(Given information)
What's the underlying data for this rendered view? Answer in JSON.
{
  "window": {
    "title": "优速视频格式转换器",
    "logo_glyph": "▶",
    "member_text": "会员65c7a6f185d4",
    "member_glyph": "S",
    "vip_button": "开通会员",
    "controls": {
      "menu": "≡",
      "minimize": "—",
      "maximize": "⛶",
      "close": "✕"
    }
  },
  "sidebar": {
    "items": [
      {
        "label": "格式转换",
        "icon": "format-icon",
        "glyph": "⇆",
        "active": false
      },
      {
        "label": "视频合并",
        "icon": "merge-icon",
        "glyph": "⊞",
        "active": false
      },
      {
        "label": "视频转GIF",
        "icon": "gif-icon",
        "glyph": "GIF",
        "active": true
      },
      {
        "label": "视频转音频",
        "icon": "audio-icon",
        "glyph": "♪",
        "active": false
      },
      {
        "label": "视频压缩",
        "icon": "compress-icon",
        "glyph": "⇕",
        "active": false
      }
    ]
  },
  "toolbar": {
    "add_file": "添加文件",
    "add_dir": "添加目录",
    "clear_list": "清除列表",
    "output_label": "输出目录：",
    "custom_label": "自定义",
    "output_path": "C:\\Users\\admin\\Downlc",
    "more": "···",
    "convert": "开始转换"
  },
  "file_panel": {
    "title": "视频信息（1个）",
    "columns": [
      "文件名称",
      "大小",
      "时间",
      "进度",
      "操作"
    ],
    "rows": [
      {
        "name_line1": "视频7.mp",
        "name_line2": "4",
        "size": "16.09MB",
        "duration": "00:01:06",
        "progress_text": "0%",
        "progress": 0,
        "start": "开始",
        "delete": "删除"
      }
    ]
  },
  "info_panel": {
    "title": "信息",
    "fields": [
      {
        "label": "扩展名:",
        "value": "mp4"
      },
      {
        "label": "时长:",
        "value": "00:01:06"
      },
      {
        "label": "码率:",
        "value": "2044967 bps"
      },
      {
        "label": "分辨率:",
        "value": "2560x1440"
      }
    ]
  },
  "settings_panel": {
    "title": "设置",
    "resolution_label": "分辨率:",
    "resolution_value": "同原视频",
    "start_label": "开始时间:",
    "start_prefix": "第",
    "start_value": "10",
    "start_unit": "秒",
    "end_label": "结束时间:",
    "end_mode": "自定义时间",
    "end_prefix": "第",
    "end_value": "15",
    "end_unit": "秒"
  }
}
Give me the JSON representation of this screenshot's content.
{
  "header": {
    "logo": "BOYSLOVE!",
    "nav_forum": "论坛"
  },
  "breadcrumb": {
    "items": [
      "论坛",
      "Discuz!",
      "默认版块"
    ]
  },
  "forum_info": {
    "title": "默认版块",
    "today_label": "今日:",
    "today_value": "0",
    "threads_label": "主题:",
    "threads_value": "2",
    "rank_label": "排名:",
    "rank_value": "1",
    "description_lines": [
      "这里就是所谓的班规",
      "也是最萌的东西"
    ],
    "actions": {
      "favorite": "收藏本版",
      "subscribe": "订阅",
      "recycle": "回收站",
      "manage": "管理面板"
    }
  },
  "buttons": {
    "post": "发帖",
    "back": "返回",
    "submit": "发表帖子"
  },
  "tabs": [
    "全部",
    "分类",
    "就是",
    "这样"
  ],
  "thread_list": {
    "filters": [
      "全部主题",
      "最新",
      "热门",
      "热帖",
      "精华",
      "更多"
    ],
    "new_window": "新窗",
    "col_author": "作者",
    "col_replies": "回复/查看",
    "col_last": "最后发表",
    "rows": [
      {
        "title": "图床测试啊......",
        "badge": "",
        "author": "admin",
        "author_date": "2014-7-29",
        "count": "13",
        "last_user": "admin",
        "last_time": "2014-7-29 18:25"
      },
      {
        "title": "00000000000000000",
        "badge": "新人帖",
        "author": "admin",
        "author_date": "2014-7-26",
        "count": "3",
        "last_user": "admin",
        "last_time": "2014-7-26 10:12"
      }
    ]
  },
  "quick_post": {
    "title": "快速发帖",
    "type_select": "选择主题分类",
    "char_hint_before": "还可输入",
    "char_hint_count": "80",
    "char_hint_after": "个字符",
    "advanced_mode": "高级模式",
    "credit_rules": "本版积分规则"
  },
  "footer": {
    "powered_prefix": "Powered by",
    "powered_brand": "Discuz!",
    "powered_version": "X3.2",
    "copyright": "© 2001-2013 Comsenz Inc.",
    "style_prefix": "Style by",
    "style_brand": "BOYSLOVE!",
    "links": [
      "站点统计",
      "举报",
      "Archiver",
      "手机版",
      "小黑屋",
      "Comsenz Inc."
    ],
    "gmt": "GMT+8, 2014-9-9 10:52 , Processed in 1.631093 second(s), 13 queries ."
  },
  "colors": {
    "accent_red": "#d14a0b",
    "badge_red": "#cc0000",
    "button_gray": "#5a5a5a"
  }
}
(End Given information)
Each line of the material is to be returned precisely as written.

What's the underlying data for this rendered view? Answer in JSON.
{
  "window": {
    "title": "优速视频格式转换器",
    "logo_glyph": "▶",
    "member_text": "会员65c7a6f185d4",
    "member_glyph": "S",
    "vip_button": "开通会员",
    "controls": {
      "menu": "≡",
      "minimize": "—",
      "maximize": "⛶",
      "close": "✕"
    }
  },
  "sidebar": {
    "items": [
      {
        "label": "格式转换",
        "icon": "format-icon",
        "glyph": "⇆",
        "active": false
      },
      {
        "label": "视频合并",
        "icon": "merge-icon",
        "glyph": "⊞",
        "active": false
      },
      {
        "label": "视频转GIF",
        "icon": "gif-icon",
        "glyph": "GIF",
        "active": true
      },
      {
        "label": "视频转音频",
        "icon": "audio-icon",
        "glyph": "♪",
        "active": false
      },
      {
        "label": "视频压缩",
        "icon": "compress-icon",
        "glyph": "⇕",
        "active": false
      }
    ]
  },
  "toolbar": {
    "add_file": "添加文件",
    "add_dir": "添加目录",
    "clear_list": "清除列表",
    "output_label": "输出目录：",
    "custom_label": "自定义",
    "output_path": "C:\\Users\\admin\\Downlc",
    "more": "···",
    "convert": "开始转换"
  },
  "file_panel": {
    "title": "视频信息（1个）",
    "columns": [
      "文件名称",
      "大小",
      "时间",
      "进度",
      "操作"
    ],
    "rows": [
      {
        "name_line1": "视频7.mp",
        "name_line2": "4",
        "size": "16.09MB",
        "duration": "00:01:06",
        "progress_text": "0%",
        "progress": 0,
        "start": "开始",
        "delete": "删除"
      }
    ]
  },
  "info_panel": {
    "title": "信息",
    "fields": [
      {
        "label": "扩展名:",
        "value": "mp4"
      },
      {
        "label": "时长:",
        "value": "00:01:06"
      },
      {
        "label": "码率:",
        "value": "2044967 bps"
      },
      {
        "label": "分辨率:",
        "value": "2560x1440"
      }
    ]
  },
  "settings_panel": {
    "title": "设置",
    "resolution_label": "分辨率:",
    "resolution_value": "同原视频",
    "start_label": "开始时间:",
    "start_prefix": "第",
    "start_value": "10",
    "start_unit": "秒",
    "end_label": "结束时间:",
    "end_mode": "自定义时间",
    "end_prefix": "第",
    "end_value": "15",
    "end_unit": "秒"
  }
}
Give me the JSON representation of this screenshot's content.
{
  "header": {
    "logo": "BOYSLOVE!",
    "nav_forum": "论坛"
  },
  "breadcrumb": {
    "items": [
      "论坛",
      "Discuz!",
      "默认版块"
    ]
  },
  "forum_info": {
    "title": "默认版块",
    "today_label": "今日:",
    "today_value": "0",
    "threads_label": "主题:",
    "threads_value": "2",
    "rank_label": "排名:",
    "rank_value": "1",
    "description_lines": [
      "这里就是所谓的班规",
      "也是最萌的东西"
    ],
    "actions": {
      "favorite": "收藏本版",
      "subscribe": "订阅",
      "recycle": "回收站",
      "manage": "管理面板"
    }
  },
  "buttons": {
    "post": "发帖",
    "back": "返回",
    "submit": "发表帖子"
  },
  "tabs": [
    "全部",
    "分类",
    "就是",
    "这样"
  ],
  "thread_list": {
    "filters": [
      "全部主题",
      "最新",
      "热门",
      "热帖",
      "精华",
      "更多"
    ],
    "new_window": "新窗",
    "col_author": "作者",
    "col_replies": "回复/查看",
    "col_last": "最后发表",
    "rows": [
      {
        "title": "图床测试啊......",
        "badge": "",
        "author": "admin",
        "author_date": "2014-7-29",
        "count": "13",
        "last_user": "admin",
        "last_time": "2014-7-29 18:25"
      },
      {
        "title": "00000000000000000",
        "badge": "新人帖",
        "author": "admin",
        "author_date": "2014-7-26",
        "count": "3",
        "last_user": "admin",
        "last_time": "2014-7-26 10:12"
      }
    ]
  },
  "quick_post": {
    "title": "快速发帖",
    "type_select": "选择主题分类",
    "char_hint_before": "还可输入",
    "char_hint_count": "80",
    "char_hint_after": "个字符",
    "advanced_mode": "高级模式",
    "credit_rules": "本版积分规则"
  },
  "footer": {
    "powered_prefix": "Powered by",
    "powered_brand": "Discuz!",
    "powered_version": "X3.2",
    "copyright": "© 2001-2013 Comsenz Inc.",
    "style_prefix": "Style by",
    "style_brand": "BOYSLOVE!",
    "links": [
      "站点统计",
      "举报",
      "Archiver",
      "手机版",
      "小黑屋",
      "Comsenz Inc."
    ],
    "gmt": "GMT+8, 2014-9-9 10:52 , Processed in 1.631093 second(s), 13 queries ."
  },
  "colors": {
    "accent_red": "#d14a0b",
    "badge_red": "#cc0000",
    "button_gray": "#5a5a5a"
  }
}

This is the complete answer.